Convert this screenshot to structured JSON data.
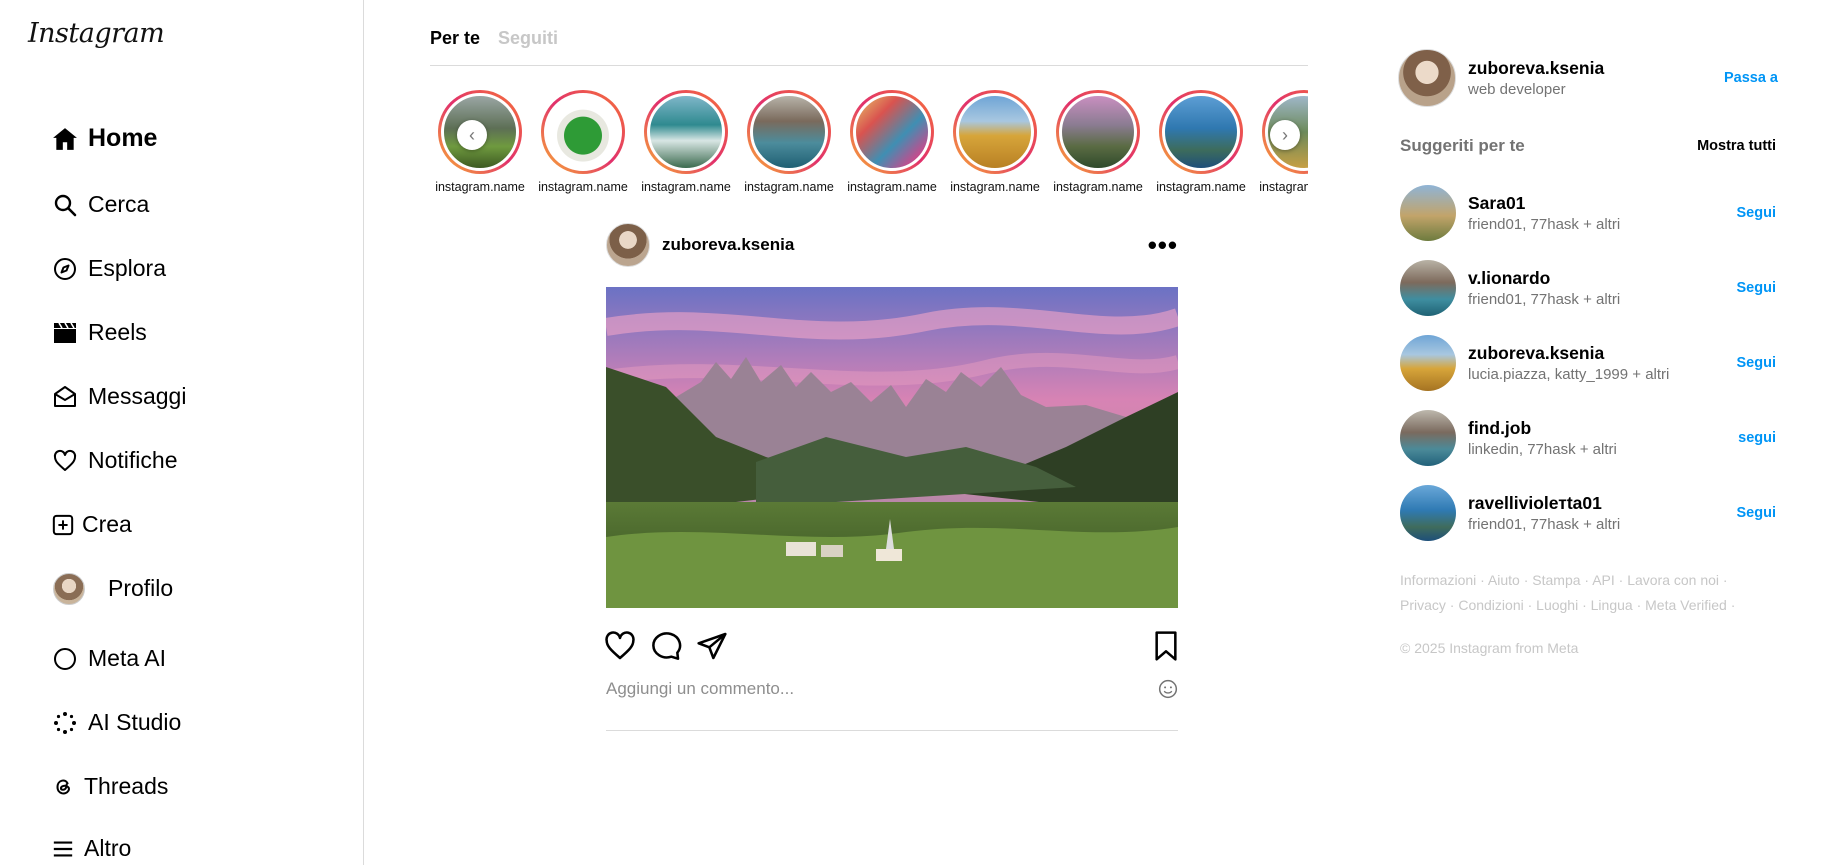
{
  "app": {
    "logo": "Instagram"
  },
  "sidebar": {
    "items": [
      {
        "label": "Home",
        "icon": "home-icon",
        "active": true
      },
      {
        "label": "Cerca",
        "icon": "search-icon"
      },
      {
        "label": "Esplora",
        "icon": "compass-icon"
      },
      {
        "label": "Reels",
        "icon": "clapperboard-icon"
      },
      {
        "label": "Messaggi",
        "icon": "messenger-icon"
      },
      {
        "label": "Notifiche",
        "icon": "heart-icon"
      },
      {
        "label": "Crea",
        "icon": "plus-square-icon"
      },
      {
        "label": "Profilo",
        "icon": "avatar"
      },
      {
        "label": "Meta AI",
        "icon": "meta-ai-ring-icon"
      },
      {
        "label": "AI Studio",
        "icon": "ai-studio-icon"
      },
      {
        "label": "Threads",
        "icon": "threads-icon"
      },
      {
        "label": "Altro",
        "icon": "menu-icon"
      }
    ]
  },
  "feed_tabs": {
    "for_you": "Per te",
    "following": "Seguiti"
  },
  "stories": [
    {
      "name": "instagram.name"
    },
    {
      "name": "instagram.name"
    },
    {
      "name": "instagram.name"
    },
    {
      "name": "instagram.name"
    },
    {
      "name": "instagram.name"
    },
    {
      "name": "instagram.name"
    },
    {
      "name": "instagram.name"
    },
    {
      "name": "instagram.name"
    },
    {
      "name": "instagram.name"
    }
  ],
  "post": {
    "username": "zuboreva.ksenia",
    "more": "•••",
    "comment_placeholder": "Aggiungi un commento..."
  },
  "current_user": {
    "username": "zuboreva.ksenia",
    "subtitle": "web developer",
    "switch": "Passa a"
  },
  "suggestions": {
    "title": "Suggeriti per te",
    "show_all": "Mostra tutti",
    "items": [
      {
        "username": "Sara01",
        "meta": "friend01, 77hask + altri",
        "action": "Segui"
      },
      {
        "username": "v.lionardo",
        "meta": "friend01, 77hask + altri",
        "action": "Segui"
      },
      {
        "username": "zuboreva.ksenia",
        "meta": "lucia.piazza, katty_1999 + altri",
        "action": "Segui"
      },
      {
        "username": "find.job",
        "meta": "linkedin, 77hask + altri",
        "action": "segui"
      },
      {
        "username": "ravelliviolетta01",
        "meta": "friend01, 77hask + altri",
        "action": "Segui"
      }
    ]
  },
  "footer": {
    "line1": "Informazioni · Aiuto · Stampa · API · Lavora con noi ·",
    "line2": "Privacy · Condizioni · Luoghi · Lingua · Meta Verified ·",
    "copyright": "© 2025 Instagram from Meta"
  },
  "colors": {
    "link_blue": "#0095f6",
    "muted": "#737373",
    "border": "#dbdbdb"
  }
}
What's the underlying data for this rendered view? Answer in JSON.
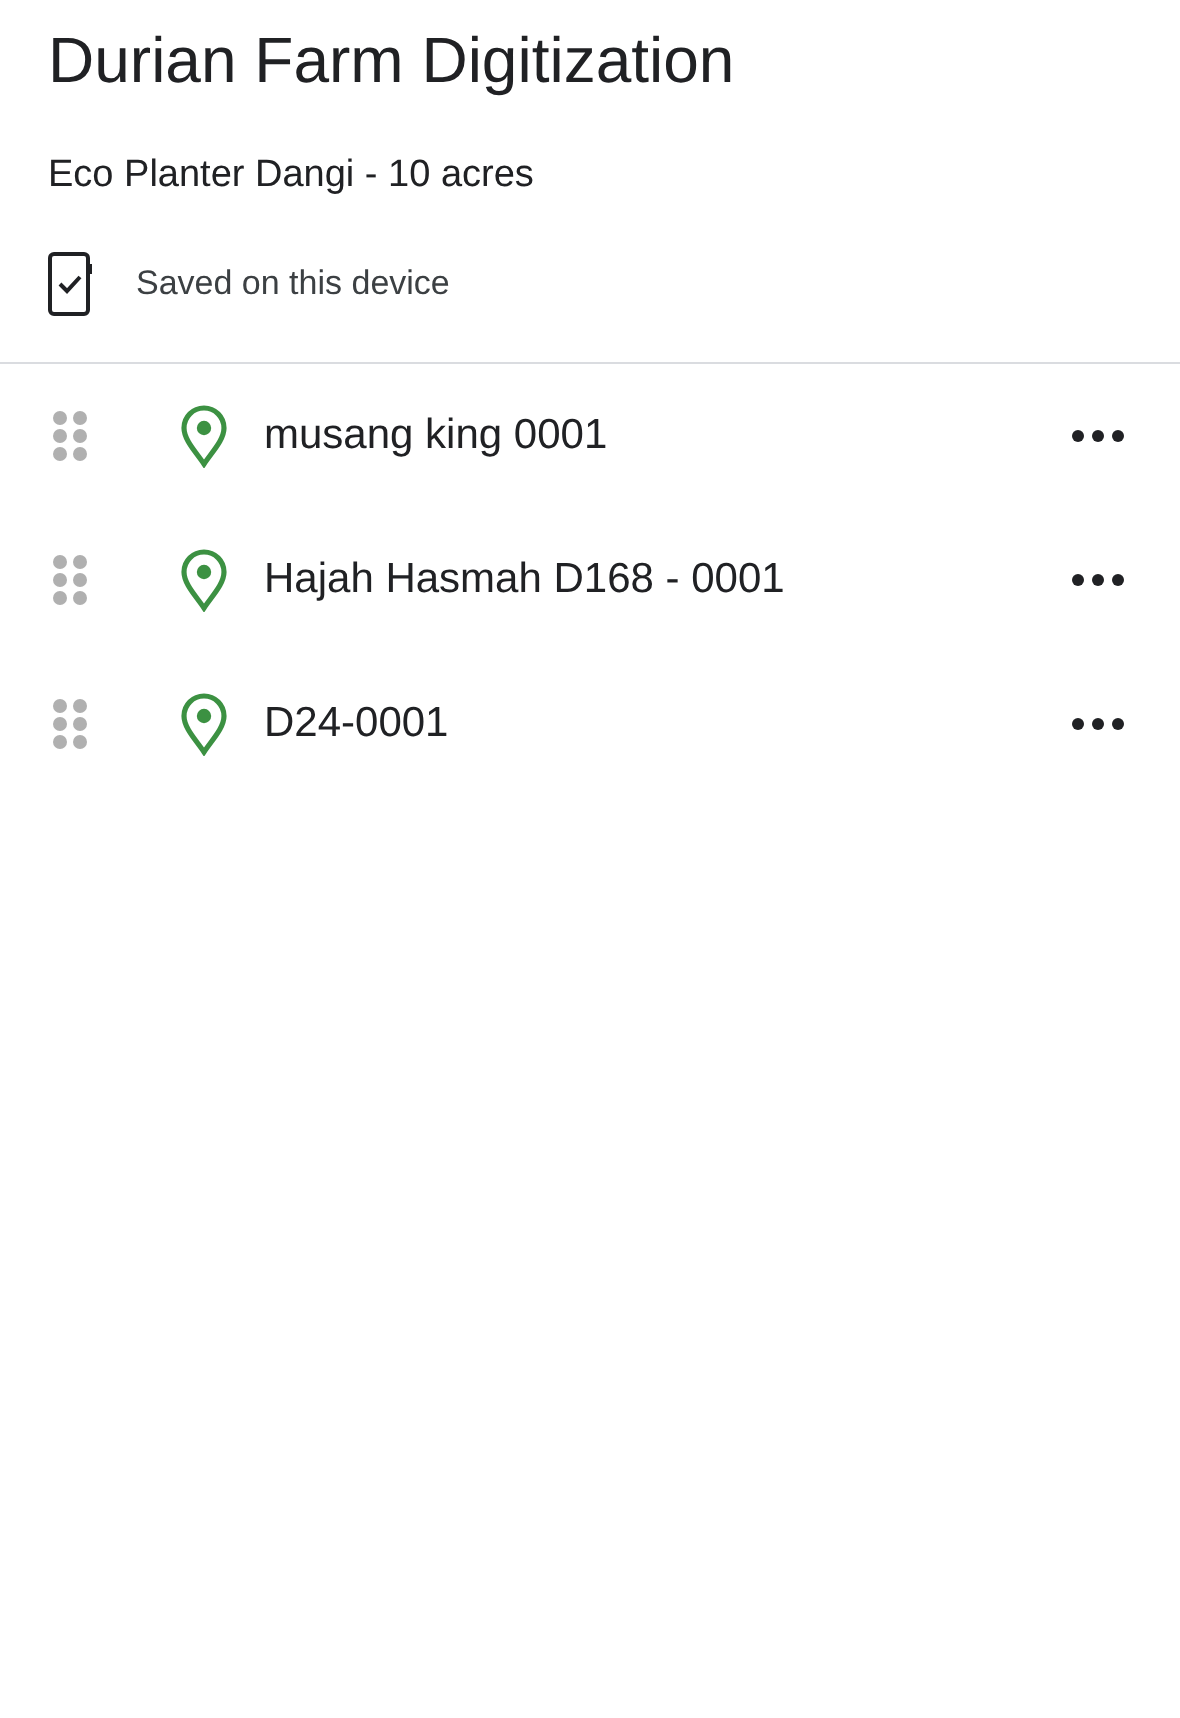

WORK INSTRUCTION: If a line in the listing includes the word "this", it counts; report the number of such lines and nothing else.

RESPONSE: 2